D. Should a roller of punchers be used immediately after fertilizing?

I assume you mean aeration. Core aeration can be done any time of the year and does not really relate to a fertilizer application. The only exception might be when you are applying a high phosphorus fertilizer

E. Should organic fertilizer (cow manure) even be used to fertilize grass?

Cow manure is not a fertilizer. Fertilizers will have the amount of N-P-K listed on the bad as required by state law.


A. What inorganic fertilizer (N-P-K) would you recommend and the amount/bush?

Turfgrass fertilizers in the ratio I mention above are good for most trees and shrubs. You would apply this fertilizer in the very early spring or late winter. The amount to apply is similar to the amount you would apply to turfgrass but is calculated under the canopy area of trees and shrubs. A small tree that occupies 100 ft.² of canopy space would get 1/10 of a pound of nitrogen. A tree that had 1000 ft.² under its canopy would get 1 pound of nitrogen. The driver of growth for trees, shrubs and turfgrass is nitrogen.

B. Applied dry, or liquid, in the gravel around bushes?

Dry fertilizers are applied near the irrigation source. If trees and shrubs are irrigated by sprinklers, then you distribute the fertilizer so that the sprinklers pushed the water into the rootzone. If these are drip irrigated, it is applied in the soil next to the drip emitters and the water carries a fertilizer into the rootzone. If you are applying a liquid fertilizer to the foliage obviously you have to wait for the foliage to appear in the spring to make an application. If this is a liquid fertilizer applied to the soil and make the application close to the drip emitters within a few inches under the mulch or under the turfgrass. Never apply a fertilizer to trees and shrubs deeper than about six or 8 inches. Fertilizer spikes are convenient but expensive. Liquid applications to the foliage last about 4 to 8 weeks. Dry fertilizers applied to the soil last longer if that's important.

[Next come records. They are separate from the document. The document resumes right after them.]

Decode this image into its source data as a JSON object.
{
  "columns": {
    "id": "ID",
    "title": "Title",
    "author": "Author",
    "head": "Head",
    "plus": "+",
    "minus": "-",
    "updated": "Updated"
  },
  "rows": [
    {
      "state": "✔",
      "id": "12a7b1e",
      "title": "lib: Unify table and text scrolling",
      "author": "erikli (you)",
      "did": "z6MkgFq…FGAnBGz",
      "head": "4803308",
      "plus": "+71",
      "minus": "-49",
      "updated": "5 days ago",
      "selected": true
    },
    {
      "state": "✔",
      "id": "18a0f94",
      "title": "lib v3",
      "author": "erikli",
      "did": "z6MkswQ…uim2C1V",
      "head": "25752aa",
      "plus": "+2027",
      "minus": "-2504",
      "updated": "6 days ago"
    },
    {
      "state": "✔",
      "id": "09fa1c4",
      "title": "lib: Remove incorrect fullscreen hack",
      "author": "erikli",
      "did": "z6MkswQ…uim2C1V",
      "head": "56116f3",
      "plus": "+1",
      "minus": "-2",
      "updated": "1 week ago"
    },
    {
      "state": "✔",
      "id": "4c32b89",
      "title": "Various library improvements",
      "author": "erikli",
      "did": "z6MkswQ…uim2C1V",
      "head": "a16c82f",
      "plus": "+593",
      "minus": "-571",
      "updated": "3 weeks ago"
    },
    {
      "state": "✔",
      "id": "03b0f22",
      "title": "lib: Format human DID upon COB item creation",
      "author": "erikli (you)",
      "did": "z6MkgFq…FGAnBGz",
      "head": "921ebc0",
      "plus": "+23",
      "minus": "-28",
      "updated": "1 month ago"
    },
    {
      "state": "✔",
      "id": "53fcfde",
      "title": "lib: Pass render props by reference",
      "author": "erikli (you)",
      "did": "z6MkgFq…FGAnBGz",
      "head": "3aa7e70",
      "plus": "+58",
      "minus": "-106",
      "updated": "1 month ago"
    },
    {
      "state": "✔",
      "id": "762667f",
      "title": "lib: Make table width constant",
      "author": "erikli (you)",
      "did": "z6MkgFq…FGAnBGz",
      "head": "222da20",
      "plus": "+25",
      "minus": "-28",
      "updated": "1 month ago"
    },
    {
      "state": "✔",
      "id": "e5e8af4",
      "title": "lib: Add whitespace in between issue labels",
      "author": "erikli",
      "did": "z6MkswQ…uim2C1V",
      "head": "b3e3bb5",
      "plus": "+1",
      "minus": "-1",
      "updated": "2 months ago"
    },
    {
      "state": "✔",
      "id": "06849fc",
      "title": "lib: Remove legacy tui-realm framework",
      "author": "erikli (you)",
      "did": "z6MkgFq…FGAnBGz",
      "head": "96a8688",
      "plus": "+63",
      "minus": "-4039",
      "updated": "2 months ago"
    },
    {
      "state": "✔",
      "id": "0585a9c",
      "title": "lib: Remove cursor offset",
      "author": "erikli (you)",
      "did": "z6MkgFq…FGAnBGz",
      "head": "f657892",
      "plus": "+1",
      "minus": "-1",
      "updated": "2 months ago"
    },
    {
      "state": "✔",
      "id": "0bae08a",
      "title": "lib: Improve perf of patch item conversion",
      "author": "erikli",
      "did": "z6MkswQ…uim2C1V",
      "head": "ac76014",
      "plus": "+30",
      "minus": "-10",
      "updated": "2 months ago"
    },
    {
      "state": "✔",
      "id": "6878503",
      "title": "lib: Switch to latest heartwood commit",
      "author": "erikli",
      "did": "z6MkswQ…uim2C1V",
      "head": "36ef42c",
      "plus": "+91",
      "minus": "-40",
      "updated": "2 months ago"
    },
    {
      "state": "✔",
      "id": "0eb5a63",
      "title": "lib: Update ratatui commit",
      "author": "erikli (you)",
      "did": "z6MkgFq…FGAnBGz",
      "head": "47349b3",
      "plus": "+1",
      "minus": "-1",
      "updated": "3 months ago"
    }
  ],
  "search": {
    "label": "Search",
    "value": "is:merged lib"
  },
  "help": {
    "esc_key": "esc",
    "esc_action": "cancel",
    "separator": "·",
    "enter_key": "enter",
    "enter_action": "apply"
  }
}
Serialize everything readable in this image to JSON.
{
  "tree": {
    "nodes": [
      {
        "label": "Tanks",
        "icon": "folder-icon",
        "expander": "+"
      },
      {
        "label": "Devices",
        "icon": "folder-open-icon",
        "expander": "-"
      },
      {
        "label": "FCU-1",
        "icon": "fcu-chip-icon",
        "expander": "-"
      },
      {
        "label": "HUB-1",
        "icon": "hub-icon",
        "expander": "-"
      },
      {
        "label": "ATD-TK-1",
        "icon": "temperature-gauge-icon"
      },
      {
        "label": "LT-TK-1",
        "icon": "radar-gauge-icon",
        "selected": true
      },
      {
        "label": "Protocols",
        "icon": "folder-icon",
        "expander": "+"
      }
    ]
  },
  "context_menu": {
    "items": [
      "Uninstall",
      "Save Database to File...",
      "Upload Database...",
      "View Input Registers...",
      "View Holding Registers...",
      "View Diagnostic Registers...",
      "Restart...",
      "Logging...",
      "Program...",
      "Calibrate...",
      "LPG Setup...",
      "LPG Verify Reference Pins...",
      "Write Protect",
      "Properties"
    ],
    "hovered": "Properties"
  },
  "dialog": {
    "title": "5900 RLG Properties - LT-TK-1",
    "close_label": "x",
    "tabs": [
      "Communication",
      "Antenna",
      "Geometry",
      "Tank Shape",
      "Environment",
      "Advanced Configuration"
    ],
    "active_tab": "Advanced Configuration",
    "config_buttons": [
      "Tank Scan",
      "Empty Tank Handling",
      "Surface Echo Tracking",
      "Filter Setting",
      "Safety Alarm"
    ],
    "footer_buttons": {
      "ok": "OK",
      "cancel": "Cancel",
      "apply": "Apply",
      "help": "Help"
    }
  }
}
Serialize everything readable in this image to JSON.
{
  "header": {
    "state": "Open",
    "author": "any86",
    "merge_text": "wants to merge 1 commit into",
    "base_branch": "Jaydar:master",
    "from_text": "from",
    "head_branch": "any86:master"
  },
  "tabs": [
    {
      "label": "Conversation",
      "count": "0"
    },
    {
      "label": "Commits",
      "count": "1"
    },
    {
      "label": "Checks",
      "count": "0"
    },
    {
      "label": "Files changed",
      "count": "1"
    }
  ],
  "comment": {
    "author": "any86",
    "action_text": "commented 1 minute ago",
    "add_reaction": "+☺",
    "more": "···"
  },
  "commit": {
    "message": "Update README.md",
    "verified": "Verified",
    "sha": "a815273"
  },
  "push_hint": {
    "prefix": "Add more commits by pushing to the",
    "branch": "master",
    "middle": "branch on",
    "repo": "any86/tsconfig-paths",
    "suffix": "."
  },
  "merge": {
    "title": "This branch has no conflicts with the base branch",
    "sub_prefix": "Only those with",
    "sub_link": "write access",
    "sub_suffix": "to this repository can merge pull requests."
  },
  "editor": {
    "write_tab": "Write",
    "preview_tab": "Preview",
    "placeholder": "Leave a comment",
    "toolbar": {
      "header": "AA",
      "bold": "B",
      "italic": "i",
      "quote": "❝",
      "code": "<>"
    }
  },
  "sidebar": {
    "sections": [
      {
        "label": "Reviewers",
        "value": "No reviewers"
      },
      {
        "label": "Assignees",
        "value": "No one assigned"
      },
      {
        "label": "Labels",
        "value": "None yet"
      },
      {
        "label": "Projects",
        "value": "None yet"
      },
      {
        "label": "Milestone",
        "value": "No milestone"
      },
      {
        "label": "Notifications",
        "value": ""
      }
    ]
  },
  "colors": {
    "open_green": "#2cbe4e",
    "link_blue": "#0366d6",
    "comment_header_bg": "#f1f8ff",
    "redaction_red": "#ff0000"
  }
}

C. How many times per year and which month(s)?

Most trees and shrubs will require a single application of a fertilizer to the soil during the months of December through about March. In a pinch you could go as late as April. Some plants tend to get yellow due to iron chlorosis or a lack of available iron. Usually a single application of an iron fertilizer that contains the chelate EDDHA is enough to keep them from yellowing. If these plants have been yellowing and are in poor condition for several years, this will probably not work in correcting a severe problem. The iron fertilizer should be applied at the same time as the other fertilizers, in early spring or late winter.

Tall trees:

A. What inorganic fertilizer (N-P-K) would you recommend and the amount/tree?

You can use a good turfgrass fertilizer for most tall trees and shrubs. To be effective this fertilizer should be applied close to a source of water for the trees so that it is washed into the rootzone. It should not be applied deeper than 6 to 8 inches in the soil. Other fertilizers in ratios like 1-1-1 are also okay but the high phosphorus of the middle number is really not needed unless these are flowering trees.

B. Applied dry, or liquid, near the end of branches around trees?

Fertilizer is fertilizer whether it is applied dry or liquid. The amount of nitrogen applied per tree is what is critical. Liquid fertilizers applied to the foliage or short lived. Dry or liquid fertilizers applied to the soil last longer.

C. How many times per year and which month(s)?

Once per year is enough in the very early spring just before new growth or not long after it begins.

No comments:

Post a Comment